1. My church holds that marriage is between a man and a woman.
2. The principles of religious liberty mean that the government shouldn’t tell my church that it’s wrong about that.
3. Other churches believe otherwise.
4. The government has no business telling them that they’re wrong, either.
5. The definition of marriage should be left up to individual churches.
6. The government should define and protect a status of domestic partnership open to any adult couple.
Shorter version: since gay marriage is bitterly controversial among various religious groups, and the state doesn’t need to take a position with respect to that controversy, it shouldn’t. Andrew Sullivan calls this “cowardly,” but in any other context he’d recognize it as reflecting Obama’s Oakeshottian desire to avoid having the state take a stand on one side or the other of a social conflict unless justice demands it.
That seems to me to be both right and politic. I understand why the belief of some churches that marriage is only a male-female thing profoundly offends some gay people. But I think the desire to have the government tell (e.g.) the Catholic Church that it misunderstands one of its own sacraments is not a desire that ought to be granted. On the other hand, if the state recognizes pairwise domestic partnerships, denying equal recognition to same-sex pairs seems obviously wrong. (And no, I have no trouble seeing why multiplicity, or arrangements involving minors, are different questions that ought to get the opposite answer.)
Obama has continued to say since that he believes that marriage is between a man and a woman. But he also opposed California’s Proposition 8, albeit not as loudly as I would have liked. He hasn’t said anything since that leads me to believe that he’s changed his original position. He continues to say that he wants DOMA repealed, though he hasn’t moved on that.
This, I think, answers the puzzlement about how Obama, a decent human being, could want to deny gays the right to marry. He doesn’t.

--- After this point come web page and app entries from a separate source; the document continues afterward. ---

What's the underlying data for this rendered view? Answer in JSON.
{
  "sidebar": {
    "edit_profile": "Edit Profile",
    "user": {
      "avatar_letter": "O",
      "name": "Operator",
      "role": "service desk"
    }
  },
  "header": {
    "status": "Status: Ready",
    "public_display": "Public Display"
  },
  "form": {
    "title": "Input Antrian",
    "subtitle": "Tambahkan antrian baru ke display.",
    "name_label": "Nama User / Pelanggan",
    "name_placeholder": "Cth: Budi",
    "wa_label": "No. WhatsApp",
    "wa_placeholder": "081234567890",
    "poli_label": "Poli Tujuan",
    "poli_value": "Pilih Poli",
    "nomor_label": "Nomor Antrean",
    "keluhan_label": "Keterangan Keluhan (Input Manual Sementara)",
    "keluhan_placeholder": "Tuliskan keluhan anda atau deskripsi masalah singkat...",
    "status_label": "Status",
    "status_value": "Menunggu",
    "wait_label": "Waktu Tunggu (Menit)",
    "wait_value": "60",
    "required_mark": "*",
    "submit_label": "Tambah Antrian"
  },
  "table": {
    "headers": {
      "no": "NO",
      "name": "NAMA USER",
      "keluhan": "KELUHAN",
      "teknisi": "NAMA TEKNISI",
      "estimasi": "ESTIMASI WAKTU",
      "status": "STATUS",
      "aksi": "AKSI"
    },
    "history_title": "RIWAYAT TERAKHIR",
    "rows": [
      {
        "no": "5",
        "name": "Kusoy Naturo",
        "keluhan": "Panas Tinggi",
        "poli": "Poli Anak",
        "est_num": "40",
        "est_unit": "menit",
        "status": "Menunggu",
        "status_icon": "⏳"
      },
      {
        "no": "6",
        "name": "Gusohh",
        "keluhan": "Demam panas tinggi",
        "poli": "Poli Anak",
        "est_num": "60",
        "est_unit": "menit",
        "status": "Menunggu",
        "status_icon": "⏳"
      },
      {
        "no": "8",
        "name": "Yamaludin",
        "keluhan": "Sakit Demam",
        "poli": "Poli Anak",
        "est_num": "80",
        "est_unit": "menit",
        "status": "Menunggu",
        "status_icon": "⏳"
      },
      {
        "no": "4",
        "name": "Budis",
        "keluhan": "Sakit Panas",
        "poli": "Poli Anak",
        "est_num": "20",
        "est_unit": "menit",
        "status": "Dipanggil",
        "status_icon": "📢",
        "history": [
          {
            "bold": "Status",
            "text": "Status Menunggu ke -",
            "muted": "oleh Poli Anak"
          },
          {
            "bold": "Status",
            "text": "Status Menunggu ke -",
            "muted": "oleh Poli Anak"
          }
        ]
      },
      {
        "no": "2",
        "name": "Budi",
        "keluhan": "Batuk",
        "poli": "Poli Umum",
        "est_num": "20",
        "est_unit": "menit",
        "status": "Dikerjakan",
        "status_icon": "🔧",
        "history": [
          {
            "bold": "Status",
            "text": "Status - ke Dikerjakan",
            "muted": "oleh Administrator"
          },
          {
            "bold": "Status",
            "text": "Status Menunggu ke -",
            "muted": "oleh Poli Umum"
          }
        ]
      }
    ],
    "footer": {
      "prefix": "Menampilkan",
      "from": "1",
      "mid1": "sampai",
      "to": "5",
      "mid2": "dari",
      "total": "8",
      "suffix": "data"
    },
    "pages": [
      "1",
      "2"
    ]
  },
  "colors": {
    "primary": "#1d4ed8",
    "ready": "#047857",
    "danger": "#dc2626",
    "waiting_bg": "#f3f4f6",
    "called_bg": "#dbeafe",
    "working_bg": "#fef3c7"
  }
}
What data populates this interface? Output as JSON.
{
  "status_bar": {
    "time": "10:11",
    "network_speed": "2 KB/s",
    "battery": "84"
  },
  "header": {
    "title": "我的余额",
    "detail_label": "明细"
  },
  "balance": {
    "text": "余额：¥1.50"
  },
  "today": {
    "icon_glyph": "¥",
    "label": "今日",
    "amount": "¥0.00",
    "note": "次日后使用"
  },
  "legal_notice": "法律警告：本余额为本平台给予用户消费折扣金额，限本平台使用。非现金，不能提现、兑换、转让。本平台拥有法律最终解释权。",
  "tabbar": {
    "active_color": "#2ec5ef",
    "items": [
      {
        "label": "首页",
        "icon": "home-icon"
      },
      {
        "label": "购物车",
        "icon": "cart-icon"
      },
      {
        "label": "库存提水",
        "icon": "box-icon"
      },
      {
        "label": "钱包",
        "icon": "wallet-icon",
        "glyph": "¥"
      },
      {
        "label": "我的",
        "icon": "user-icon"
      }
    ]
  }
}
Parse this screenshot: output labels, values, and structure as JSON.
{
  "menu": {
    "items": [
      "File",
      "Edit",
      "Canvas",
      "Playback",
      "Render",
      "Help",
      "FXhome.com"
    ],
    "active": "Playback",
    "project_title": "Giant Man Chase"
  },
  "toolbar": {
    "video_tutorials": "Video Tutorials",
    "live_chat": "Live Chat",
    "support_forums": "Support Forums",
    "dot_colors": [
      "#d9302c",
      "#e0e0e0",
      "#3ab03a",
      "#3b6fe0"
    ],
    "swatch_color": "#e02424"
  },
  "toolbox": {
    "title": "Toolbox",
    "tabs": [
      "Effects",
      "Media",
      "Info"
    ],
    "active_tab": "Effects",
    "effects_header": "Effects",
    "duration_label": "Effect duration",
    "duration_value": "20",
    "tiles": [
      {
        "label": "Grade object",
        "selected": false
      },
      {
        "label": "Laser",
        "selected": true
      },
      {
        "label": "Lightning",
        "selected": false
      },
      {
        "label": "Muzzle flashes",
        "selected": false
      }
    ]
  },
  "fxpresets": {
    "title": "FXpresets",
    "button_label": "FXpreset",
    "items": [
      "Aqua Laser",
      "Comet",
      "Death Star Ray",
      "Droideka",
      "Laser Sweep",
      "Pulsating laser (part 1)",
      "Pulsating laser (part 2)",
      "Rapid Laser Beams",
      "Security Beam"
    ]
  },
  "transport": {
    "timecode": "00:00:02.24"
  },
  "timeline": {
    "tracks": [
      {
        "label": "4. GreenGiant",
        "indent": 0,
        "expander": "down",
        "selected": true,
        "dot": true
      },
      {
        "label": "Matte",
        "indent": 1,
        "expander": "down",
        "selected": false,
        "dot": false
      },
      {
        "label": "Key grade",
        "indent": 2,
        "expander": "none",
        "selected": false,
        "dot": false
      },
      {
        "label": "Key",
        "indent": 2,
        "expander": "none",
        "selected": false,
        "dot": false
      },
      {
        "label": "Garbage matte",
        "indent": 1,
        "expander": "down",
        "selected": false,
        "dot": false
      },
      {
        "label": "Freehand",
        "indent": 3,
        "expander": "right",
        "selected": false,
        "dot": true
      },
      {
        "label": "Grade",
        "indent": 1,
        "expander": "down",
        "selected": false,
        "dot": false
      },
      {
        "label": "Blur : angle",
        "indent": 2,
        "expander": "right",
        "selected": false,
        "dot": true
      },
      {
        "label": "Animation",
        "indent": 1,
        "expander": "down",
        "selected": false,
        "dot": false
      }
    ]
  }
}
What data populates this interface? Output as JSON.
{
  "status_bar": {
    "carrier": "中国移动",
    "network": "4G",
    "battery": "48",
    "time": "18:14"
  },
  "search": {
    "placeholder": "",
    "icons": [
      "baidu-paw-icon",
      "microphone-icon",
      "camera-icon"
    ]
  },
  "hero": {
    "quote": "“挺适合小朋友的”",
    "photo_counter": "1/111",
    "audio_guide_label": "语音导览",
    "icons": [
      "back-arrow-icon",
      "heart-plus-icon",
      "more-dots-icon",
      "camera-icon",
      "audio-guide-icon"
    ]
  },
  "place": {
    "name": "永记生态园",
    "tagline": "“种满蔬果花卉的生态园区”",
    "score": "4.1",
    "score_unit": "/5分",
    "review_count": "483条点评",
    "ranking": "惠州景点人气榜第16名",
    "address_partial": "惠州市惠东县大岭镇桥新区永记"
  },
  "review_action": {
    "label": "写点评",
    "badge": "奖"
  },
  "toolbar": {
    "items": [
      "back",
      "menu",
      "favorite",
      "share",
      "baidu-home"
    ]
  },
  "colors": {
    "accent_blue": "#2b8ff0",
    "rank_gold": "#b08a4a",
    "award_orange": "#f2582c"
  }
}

Footnote No doubt Glenn Reynolds will welcome the news that his President agrees with him about “separating marriage and state,” and will stop saying that Obama is “anti-gay-marriage.”